- December 19 – Benoit won his Second WCW United States Championship by defeating Scott Hall at the MCI Center in Washington DC for WCW's Starrcade 1999
- January 30 – Lauren Gaffney, athlete
- February 14 – Maya Burhanpurkar, scientist
- February 19 – Quinn Lord, actor
- April 8 – Jacob Guay, singer
- April 27 – Brooklynn Proulx, actress
- May 5 – Jonny Gray, actor
- July 9 – Claire Corlett, actress
- August 2 – Mark Lee, rapper and member of South Korean boy group NCT
- August 22 – Dakota Goyo, actor
- July 14 – Dawson Dunbar, actor
- September 7 – Michelle Creber, actress
- September 22 – Erin Pitt, actress
- October 29 – Olivia Waldriff, actress
- November 30 – Gage Munroe, actor
Full date unknown
January to March
- January 8 – James William Baskin, politician and businessman (born 1920)
- January 10 – Walter Harris, politician and lawyer (born 1904)
- February 8 – Denise Leblanc-Bantey, politician (born 1949)
- February 18 – Neil Gaudry, politician (born 1937)
- February 22 – Isidore Goresky, farm labourer, teacher and provincial politician (born 1902)
- March 3 – Gerhard Herzberg, physicist and physical chemist (born 1904)

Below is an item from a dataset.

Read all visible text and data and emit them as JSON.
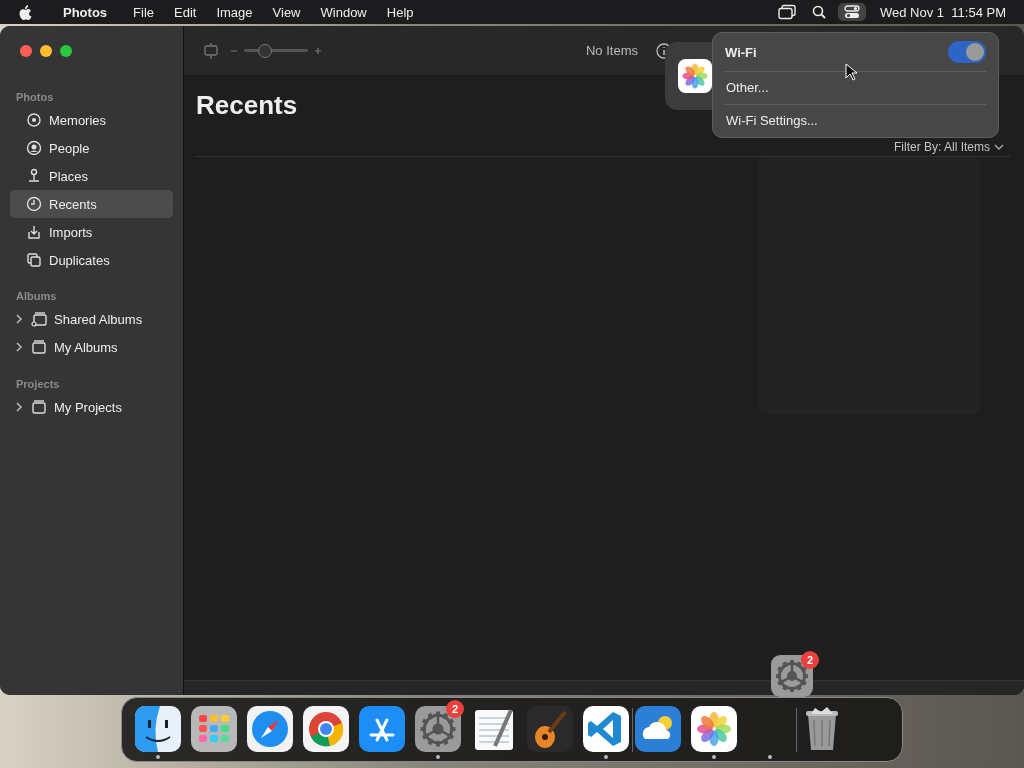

- March 9 – Harry Somers, composer (born 1925)
- March 15 – Guy D'Artois, army officer (born 1917)
- March 23 – Osmond Borradaile, cameraman, cinematographer and veteran of First and Second World War (born 1898)
- March 24 – Edmund Tobin Asselin, politician (born 1920)
April to June
- April 4 – Greg McConnell, indie rock musician (born 1964)
- April 5 – Paul David, cardiologist and founder of the Montreal Heart Institute (born 1919)
- May 2 – Douglas Harkness, politician, teacher, farmer and former Lieutenant Colonel in the Royal Canadian Artillery. (born 1903)
- May 23 – Owen Hart, wrestler (born 1965)
- June 8 – Gordon Towers, politician and Lieutenant-Governor of Alberta (born 1919)
- June 17 – Stanley Faulder, murderer and first Canadian citizen to be executed in the United States since 1952 (born 1937)
July to December
- July 1 – Edward Dmytryk, Canadian-born American film director (born 1908)
- July 16 – Alan Macnaughton, politician (born 1903)
- August 12 – Jean Drapeau, lawyer, politician and Mayor of Montreal (born 1916)
- September 24 – Robert Bend, politician (born 1914)
- October 14 – Ian Wahn, politician and lawyer (born 1916)
- October 31 – Greg Moore, racecar driver (born 1975)
- December 2 – Matt Cohen, writer (born 1942)
- December 4 – Bert Hoffmeister, army officer (born 1907)
- December 10 – Rick Danko, musician and singer (born 1943)
- December 20 – Hank Snow, country music artist (born 1914)
- December 23 – Wallace Diestelmeyer, figure skater (born 1926)